* **Records to use**
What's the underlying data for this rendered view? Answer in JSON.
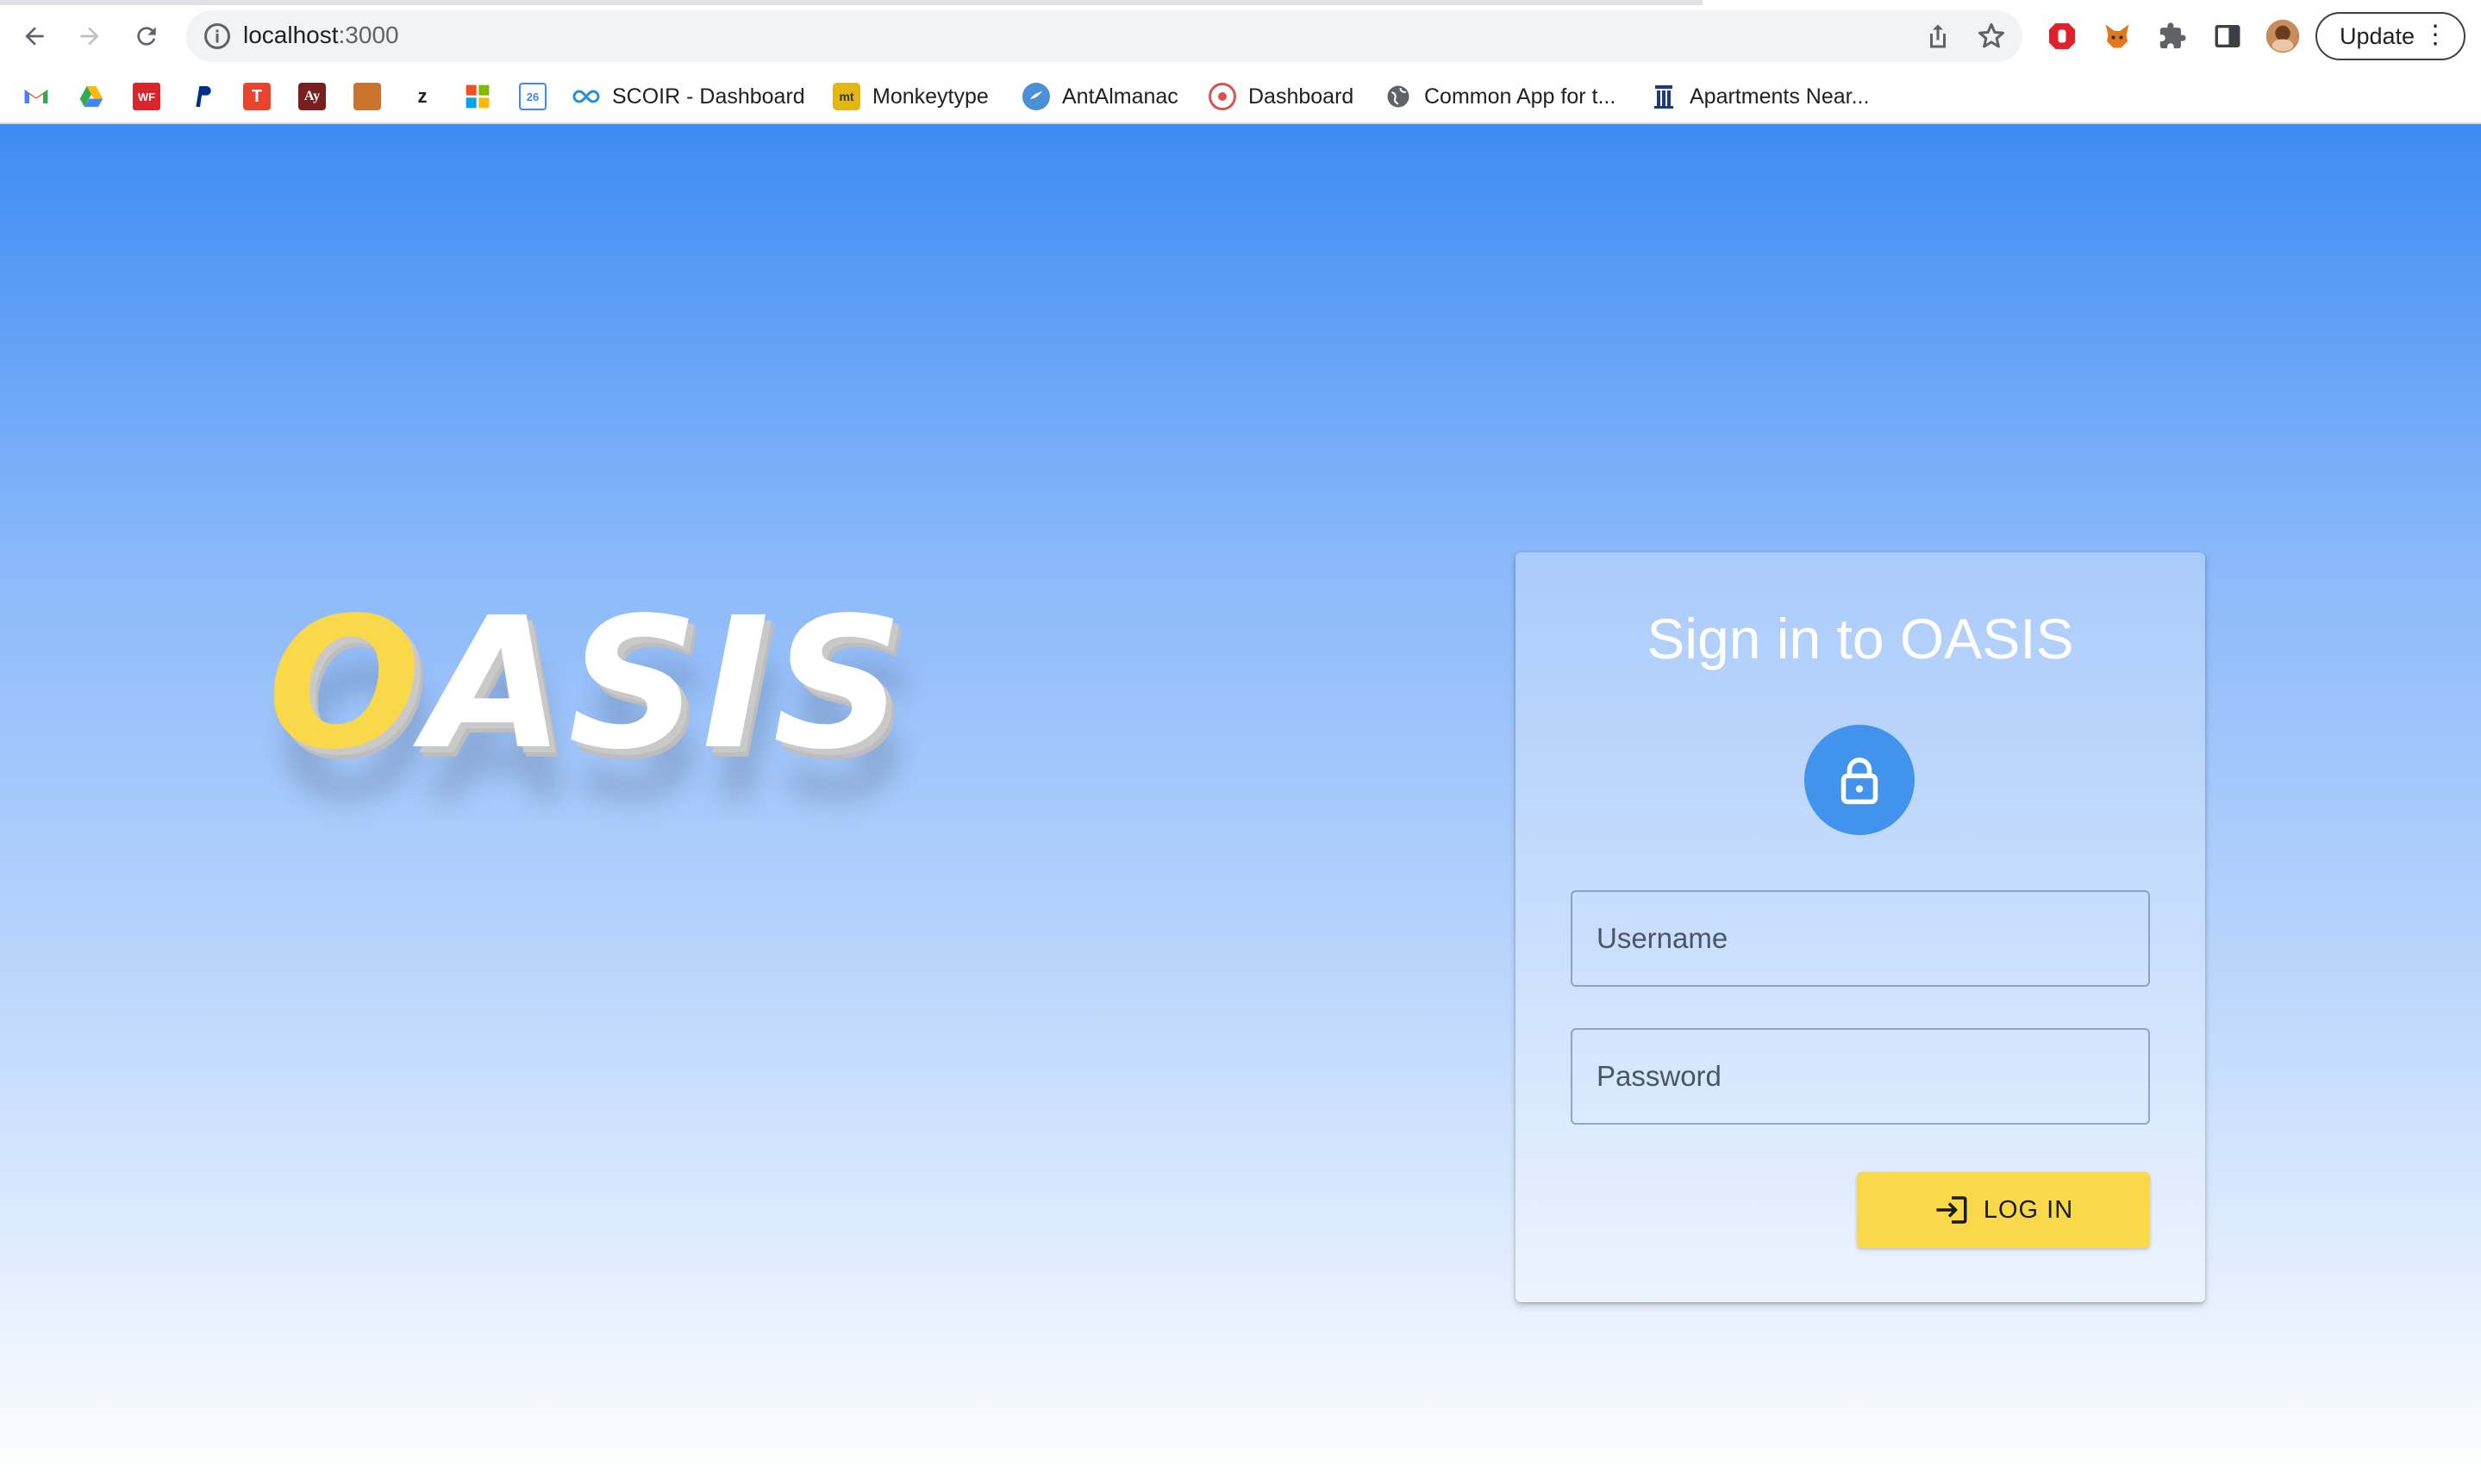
{
  "browser": {
    "url_host": "localhost",
    "url_port": ":3000",
    "update_label": "Update"
  },
  "bookmarks": [
    {
      "label": "SCOIR - Dashboard",
      "icon": "infinity-icon"
    },
    {
      "label": "Monkeytype",
      "icon": "monkeytype-icon"
    },
    {
      "label": "AntAlmanac",
      "icon": "antalmanac-icon"
    },
    {
      "label": "Dashboard",
      "icon": "dashboard-icon"
    },
    {
      "label": "Common App for t...",
      "icon": "globe-icon"
    },
    {
      "label": "Apartments Near...",
      "icon": "building-icon"
    }
  ],
  "logo": {
    "first_letter": "O",
    "rest": "ASIS"
  },
  "login": {
    "title": "Sign in to OASIS",
    "username_placeholder": "Username",
    "password_placeholder": "Password",
    "button_label": "LOG IN"
  },
  "colors": {
    "accent_yellow": "#f9d849",
    "lock_blue": "#4293ec",
    "gradient_top": "#3d8bf3"
  }
}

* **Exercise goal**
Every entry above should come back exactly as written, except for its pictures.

* **Solution below**
What's the underlying data for this rendered view? Answer in JSON.
{
  "browser": {
    "url_host": "localhost",
    "url_port": ":3000",
    "update_label": "Update"
  },
  "bookmarks": [
    {
      "label": "SCOIR - Dashboard",
      "icon": "infinity-icon"
    },
    {
      "label": "Monkeytype",
      "icon": "monkeytype-icon"
    },
    {
      "label": "AntAlmanac",
      "icon": "antalmanac-icon"
    },
    {
      "label": "Dashboard",
      "icon": "dashboard-icon"
    },
    {
      "label": "Common App for t...",
      "icon": "globe-icon"
    },
    {
      "label": "Apartments Near...",
      "icon": "building-icon"
    }
  ],
  "logo": {
    "first_letter": "O",
    "rest": "ASIS"
  },
  "login": {
    "title": "Sign in to OASIS",
    "username_placeholder": "Username",
    "password_placeholder": "Password",
    "button_label": "LOG IN"
  },
  "colors": {
    "accent_yellow": "#f9d849",
    "lock_blue": "#4293ec",
    "gradient_top": "#3d8bf3"
  }
}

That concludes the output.